Titus is not mentioned in Acts, but we can learn about him from Paul’s epistles where Titus is mentioned 13 times. He was one of Paul’s trusted fellow-workers in the Gospel; a Gentile, who worked with Paul during the third missionary journey. The Apostle sent him to Corinth where he helped the church with its work and coordinated the collection for impoverished Christians in Jerusalem (2 Corinthians 2:12-13; 7:5-6; 8:6). Later Titus went on a mission to Dalmatia, the modern-day coastal strip of Croatia, (2 Timothy 4:10) which is the last we hear about him in the New Testament.
In Titus 1:5, Paul says that he left Titus in Crete. Apparently, the Apostle took Titus with him to preach the Gospel on the island of Crete when he was released from his first imprisonment (around the early 60s AD), and then left him there to finish establishing the church.
Crete is the fifth largest island in the Mediterranean Sea. In New Testament times life in Crete had sunk to a poor moral level. In the letter Paul refers to Cretans as being dishonest, greedy and lazy (1:12).
Paul left Titus on the island to help establish the church, to appoint elders to lead it (1:5) and set out the pattern of godly living (1:1). Titus is probably best seen as an apostolic delegate (rather like Timothy in Ephesus), who would serve the church for a short time before moving on.
Paul then wrote to Titus, probably from Philippi - for he had not yet reached Nicopolis (3:12). He probably sent the letter with Zenas and Apollos, who were on a journey that took them through Crete (3:13). The date of writing was around AD 63.
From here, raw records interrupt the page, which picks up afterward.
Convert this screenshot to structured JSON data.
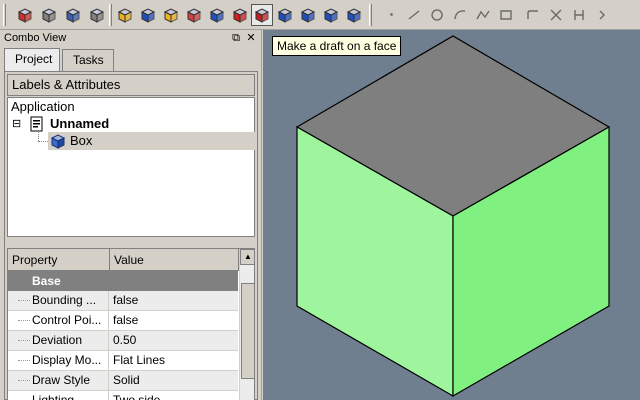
{
  "toolbar": {
    "tools": [
      {
        "name": "new-document-icon",
        "color": "#d03030"
      },
      {
        "name": "open-icon",
        "color": "#808080"
      },
      {
        "name": "save-icon",
        "color": "#3a5fb0"
      },
      {
        "name": "export-icon",
        "color": "#808080"
      },
      {
        "name": "pad-icon",
        "color": "#e8b020"
      },
      {
        "name": "pocket-icon",
        "color": "#2050c0"
      },
      {
        "name": "revolution-icon",
        "color": "#f0b020"
      },
      {
        "name": "groove-icon",
        "color": "#d04040"
      },
      {
        "name": "fillet-icon",
        "color": "#2050c0"
      },
      {
        "name": "chamfer-icon",
        "color": "#d02020"
      },
      {
        "name": "draft-icon",
        "color": "#c02020"
      },
      {
        "name": "mirrored-icon",
        "color": "#2050c0"
      },
      {
        "name": "linear-pattern-icon",
        "color": "#2050c0"
      },
      {
        "name": "polar-pattern-icon",
        "color": "#2050c0"
      },
      {
        "name": "multitransform-icon",
        "color": "#2050c0"
      }
    ],
    "sketch_tools": [
      "point-icon",
      "line-icon",
      "circle-icon",
      "arc-icon",
      "polyline-icon",
      "rectangle-icon",
      "fillet-sketch-icon",
      "trim-icon",
      "constraint-icon",
      "more-icon"
    ]
  },
  "combo": {
    "title": "Combo View",
    "float_symbol": "⧉",
    "close_symbol": "✕",
    "tabs": [
      "Project",
      "Tasks"
    ],
    "labels_header": "Labels & Attributes",
    "tree": {
      "root": "Application",
      "document": "Unnamed",
      "expand_symbol": "⊟",
      "child": "Box"
    },
    "properties": {
      "header_property": "Property",
      "header_value": "Value",
      "group": "Base",
      "rows": [
        {
          "name": "Bounding ...",
          "value": "false"
        },
        {
          "name": "Control Poi...",
          "value": "false"
        },
        {
          "name": "Deviation",
          "value": "0.50"
        },
        {
          "name": "Display Mo...",
          "value": "Flat Lines"
        },
        {
          "name": "Draw Style",
          "value": "Solid"
        },
        {
          "name": "Lighting",
          "value": "Two side"
        }
      ]
    }
  },
  "view": {
    "tooltip": "Make a draft on a face",
    "background": "#6f7f8f",
    "cube_top_color": "#7f7f7f",
    "cube_left_color": "#9ef59e",
    "cube_right_color": "#80f080",
    "edge_color": "#000000"
  }
}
Paul wrote that he left Titus in Crete to ‘put in order what was left unfinished’ (1:5). Many Cretans had believed in Jesus but there was a gap between what they believed and how they lived. In the first verse Paul talks of ‘the faith … that leads to godliness’ (1:1) and, in almost the last verse, that ‘our people must learn to devote themselves to doing what is good’ (3:14).
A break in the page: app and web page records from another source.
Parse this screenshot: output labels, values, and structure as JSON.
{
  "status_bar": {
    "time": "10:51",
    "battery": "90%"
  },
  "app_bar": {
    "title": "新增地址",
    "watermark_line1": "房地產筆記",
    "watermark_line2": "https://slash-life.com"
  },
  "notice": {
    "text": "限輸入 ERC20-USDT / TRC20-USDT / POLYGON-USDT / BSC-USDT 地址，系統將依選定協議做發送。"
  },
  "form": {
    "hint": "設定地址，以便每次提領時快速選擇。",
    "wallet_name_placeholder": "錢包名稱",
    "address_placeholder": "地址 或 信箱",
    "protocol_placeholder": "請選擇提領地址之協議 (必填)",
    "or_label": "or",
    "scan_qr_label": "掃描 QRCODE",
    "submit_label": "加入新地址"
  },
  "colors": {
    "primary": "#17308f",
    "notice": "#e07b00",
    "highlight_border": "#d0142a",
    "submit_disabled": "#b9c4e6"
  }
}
False teachers were leading divisive groups within the church (1:10, 3:9-11). All believers needed to be warned about the wrong teaching and encouraged to live godly lives so that their non-believing neighbours might be attracted to the gospel (2:10).
Paul also invited Titus to join him in Nicopolis, where he was spending the winter (3:12).
Titus includes some of the most exceptional descriptions of God’s goodness in all of Paul’s letters (2:11-14, 3:4-7). This letter shows how the goodness of God should be demonstrated through the godly lives of believers.
If the Gospel of Jesus is genuinely believed, it needs to be lived out in good works. We are not saved by our good works but having been saved, we are freed from selfish patterns of living to care for those around us. This letter tells us that unbelieving people can understand something of what God is like by seeing how Christians live.
As the saying goes, ‘whatever Christians should be, the Christian leader has to be’. Titus was to appoint leaders of godly character who showed by their behaviour and speech that God’s grace was at work in their lives. This is especially important when the church is exposed to false teaching; those in error must be strongly warned.
|Godly leadership matters
|The importance of godly teaching and relationships
|The need for holy living